Records for the exercise Start Marker

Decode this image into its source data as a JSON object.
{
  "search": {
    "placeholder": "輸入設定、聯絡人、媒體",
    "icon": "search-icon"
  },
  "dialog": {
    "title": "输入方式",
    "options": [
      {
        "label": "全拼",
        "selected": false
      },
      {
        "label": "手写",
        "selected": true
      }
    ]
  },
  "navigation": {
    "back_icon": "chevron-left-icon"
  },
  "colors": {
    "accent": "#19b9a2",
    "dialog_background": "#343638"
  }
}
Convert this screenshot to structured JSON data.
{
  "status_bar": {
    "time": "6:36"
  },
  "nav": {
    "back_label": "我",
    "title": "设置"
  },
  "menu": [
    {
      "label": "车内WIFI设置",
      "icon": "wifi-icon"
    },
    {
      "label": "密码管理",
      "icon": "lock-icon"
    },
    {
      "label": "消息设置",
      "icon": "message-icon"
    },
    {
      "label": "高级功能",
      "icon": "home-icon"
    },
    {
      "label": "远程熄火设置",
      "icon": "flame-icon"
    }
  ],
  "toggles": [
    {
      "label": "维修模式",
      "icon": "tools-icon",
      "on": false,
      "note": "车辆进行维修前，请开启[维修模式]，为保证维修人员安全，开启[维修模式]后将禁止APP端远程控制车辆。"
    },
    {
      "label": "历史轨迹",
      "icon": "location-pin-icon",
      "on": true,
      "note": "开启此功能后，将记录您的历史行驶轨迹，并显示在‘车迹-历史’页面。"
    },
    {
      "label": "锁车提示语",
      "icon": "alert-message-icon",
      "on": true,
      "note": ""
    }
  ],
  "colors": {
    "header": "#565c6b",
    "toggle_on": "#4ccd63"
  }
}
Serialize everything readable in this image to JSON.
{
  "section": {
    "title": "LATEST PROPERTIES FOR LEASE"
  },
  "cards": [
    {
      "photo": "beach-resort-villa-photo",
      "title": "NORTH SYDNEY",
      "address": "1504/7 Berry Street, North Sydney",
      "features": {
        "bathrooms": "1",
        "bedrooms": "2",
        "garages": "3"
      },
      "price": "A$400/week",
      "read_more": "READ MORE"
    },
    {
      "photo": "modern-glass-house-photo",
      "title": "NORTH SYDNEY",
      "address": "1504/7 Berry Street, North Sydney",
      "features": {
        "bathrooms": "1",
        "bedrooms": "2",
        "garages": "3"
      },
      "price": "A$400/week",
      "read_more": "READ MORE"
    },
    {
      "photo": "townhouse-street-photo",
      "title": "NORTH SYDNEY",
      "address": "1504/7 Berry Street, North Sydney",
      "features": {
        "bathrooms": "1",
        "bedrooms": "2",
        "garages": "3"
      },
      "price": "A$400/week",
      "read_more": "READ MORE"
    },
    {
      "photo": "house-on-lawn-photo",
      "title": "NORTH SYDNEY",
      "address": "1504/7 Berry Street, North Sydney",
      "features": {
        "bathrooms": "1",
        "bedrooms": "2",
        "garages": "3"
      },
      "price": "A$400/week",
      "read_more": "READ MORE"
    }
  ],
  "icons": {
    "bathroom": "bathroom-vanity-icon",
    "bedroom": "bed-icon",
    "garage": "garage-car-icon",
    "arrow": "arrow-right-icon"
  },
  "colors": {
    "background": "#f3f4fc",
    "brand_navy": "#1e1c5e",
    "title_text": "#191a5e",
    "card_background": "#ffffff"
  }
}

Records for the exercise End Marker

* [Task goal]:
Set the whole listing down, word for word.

* [Task output]:
Decode this image into its source data as a JSON object.
{
  "search": {
    "placeholder": "輸入設定、聯絡人、媒體",
    "icon": "search-icon"
  },
  "dialog": {
    "title": "输入方式",
    "options": [
      {
        "label": "全拼",
        "selected": false
      },
      {
        "label": "手写",
        "selected": true
      }
    ]
  },
  "navigation": {
    "back_icon": "chevron-left-icon"
  },
  "colors": {
    "accent": "#19b9a2",
    "dialog_background": "#343638"
  }
}
Convert this screenshot to structured JSON data.
{
  "status_bar": {
    "time": "6:36"
  },
  "nav": {
    "back_label": "我",
    "title": "设置"
  },
  "menu": [
    {
      "label": "车内WIFI设置",
      "icon": "wifi-icon"
    },
    {
      "label": "密码管理",
      "icon": "lock-icon"
    },
    {
      "label": "消息设置",
      "icon": "message-icon"
    },
    {
      "label": "高级功能",
      "icon": "home-icon"
    },
    {
      "label": "远程熄火设置",
      "icon": "flame-icon"
    }
  ],
  "toggles": [
    {
      "label": "维修模式",
      "icon": "tools-icon",
      "on": false,
      "note": "车辆进行维修前，请开启[维修模式]，为保证维修人员安全，开启[维修模式]后将禁止APP端远程控制车辆。"
    },
    {
      "label": "历史轨迹",
      "icon": "location-pin-icon",
      "on": true,
      "note": "开启此功能后，将记录您的历史行驶轨迹，并显示在‘车迹-历史’页面。"
    },
    {
      "label": "锁车提示语",
      "icon": "alert-message-icon",
      "on": true,
      "note": ""
    }
  ],
  "colors": {
    "header": "#565c6b",
    "toggle_on": "#4ccd63"
  }
}
Serialize everything readable in this image to JSON.
{
  "section": {
    "title": "LATEST PROPERTIES FOR LEASE"
  },
  "cards": [
    {
      "photo": "beach-resort-villa-photo",
      "title": "NORTH SYDNEY",
      "address": "1504/7 Berry Street, North Sydney",
      "features": {
        "bathrooms": "1",
        "bedrooms": "2",
        "garages": "3"
      },
      "price": "A$400/week",
      "read_more": "READ MORE"
    },
    {
      "photo": "modern-glass-house-photo",
      "title": "NORTH SYDNEY",
      "address": "1504/7 Berry Street, North Sydney",
      "features": {
        "bathrooms": "1",
        "bedrooms": "2",
        "garages": "3"
      },
      "price": "A$400/week",
      "read_more": "READ MORE"
    },
    {
      "photo": "townhouse-street-photo",
      "title": "NORTH SYDNEY",
      "address": "1504/7 Berry Street, North Sydney",
      "features": {
        "bathrooms": "1",
        "bedrooms": "2",
        "garages": "3"
      },
      "price": "A$400/week",
      "read_more": "READ MORE"
    },
    {
      "photo": "house-on-lawn-photo",
      "title": "NORTH SYDNEY",
      "address": "1504/7 Berry Street, North Sydney",
      "features": {
        "bathrooms": "1",
        "bedrooms": "2",
        "garages": "3"
      },
      "price": "A$400/week",
      "read_more": "READ MORE"
    }
  ],
  "icons": {
    "bathroom": "bathroom-vanity-icon",
    "bedroom": "bed-icon",
    "garage": "garage-car-icon",
    "arrow": "arrow-right-icon"
  },
  "colors": {
    "background": "#f3f4fc",
    "brand_navy": "#1e1c5e",
    "title_text": "#191a5e",
    "card_background": "#ffffff"
  }
}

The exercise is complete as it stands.